The Finnish Guild of Travel Journalists
Founded in 1969, the Guild is an association of about 120 writers, photographers and broadcast media journalists in Finland engaged in travel-related work. The general aim of the Guild is to maintain a network of contacts linking trade and media in Finland and to raise and maintain the quality of Finnish travel media product.
In addition to monthly meetings, Guild members also participate in regular media tours and ”FAM” trips in Finland and abroad. Recent expeditions have taken members as far afield as Nepal, Chile, Provence, Spain and Namibia, for example. Members may also apply for modest grants to assist in travel-related activities.
For more information about the Guild, contact administrative secretary Ritva Törmänen at the following email address: firstname.lastname@example.org The Guild would also welcome contacts from national or private travel organisations interested in cooperating with our members, as well as international media representatives.
Interested in becoming a member? Fill in the form at the following link and return to the secretary at the email address above: membership application either in pdf format or MS-Word format.
Trade and media directory
Since 1979, one of the main activities of the Guild has been the compilation and publication of an annually updated, comprehensive directory of Finnish travel trade and media contacts, ”Important names and addresses in tourism in Finland”. The directory also includes contact details for all of the Guild’s members.
Click here for information about how to order or place advertising in this indispensable guide to the Finnish travel industry (available only in Finnish for the time being).
Since 1972 the Finnish Guild of Travel Journalists has presented annual awards to especially deserving personalities, enterprises or organisations in the Finnish travel industry, as well as destinations outside Finland that the Guild believes to be worthy of special support or mention.

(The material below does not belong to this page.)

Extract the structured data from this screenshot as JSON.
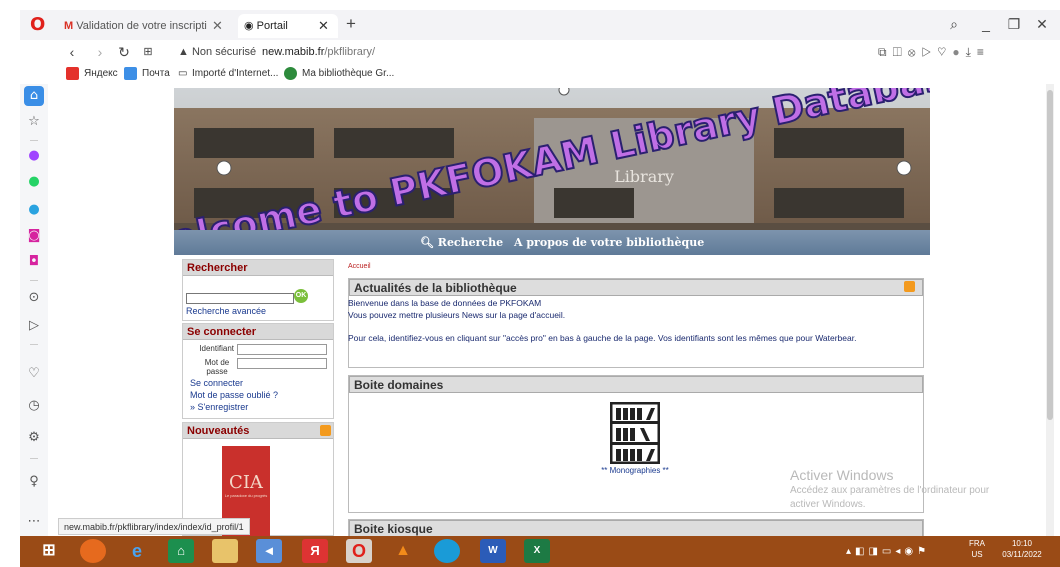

Namibia was awarded in this way in 2008, for example. The awards are presented at the Nordic Travel Fair, Matka, the biggest travel fair in the Nordic region, held in Helsinki every January.
The awards also include a ”booby prize” for organisations or enterprises that have disappointed in their respective activities.
The 2010 International Destination of the Year went to Berlin. Volcano Center in Alajärvi was awarded Finnish Travel Destination 2010. Anne-Magret Niemi from Turku Touring was awarded The Travel Personality of 2010. The Best Finnish Website of the Year was named www.luontoon.fi.Tuska heavy metal musical festival was named Happening of the Year. Booby Price 2010 for the damage that will be done to Finnish Museum operations in meeting targets went to Stefan Wallin, the Finnish Minister of Culture and Sports.
The 2009 International Travel Destination of the Year went to Poland´s Tri-City: Gdansk-Sopot-Gdynia. Helsinki`s Suomenlinna was awarded Finnish Travel Destination of 2009. Toomas Tärk, area manager for Finland of the Estonian Tourist Board, was awarded The Travel Personality of 2009. The Best Finnish Website of the Year was named www.visitaland.com. Pertti Mutka from Savonlinna was awarded Recognition of Lifetime Achievement in Travel Industry. Boopy Prize 2009 for disruption of the unique cultural landscape went to eastern Finland City of Savonlinna and City Manager, Janne Laine.
The 2008 International Travel Destination of the Year award went to Northern Ireland. Parikkala Statue Park in estern Finland was awarded Finnish Travel Destination of 2008. Riku Rantala and Tuomas Milonoff/Madventures were awarded the Travel Personalities of the Year. Madventures has been sold to the UK and US. The Best Finnish Website of the Year was named www.muinaispolut.fi, a website administered by the Finnish National Board of Antiquites. The Booby Prize of Finnish Travel was awarded to Paula Lehtomäki, the Finnish Minister of the Environment, for driving through planning permission for building applications in the nature conservation area of Pallas in Finnish Lapland.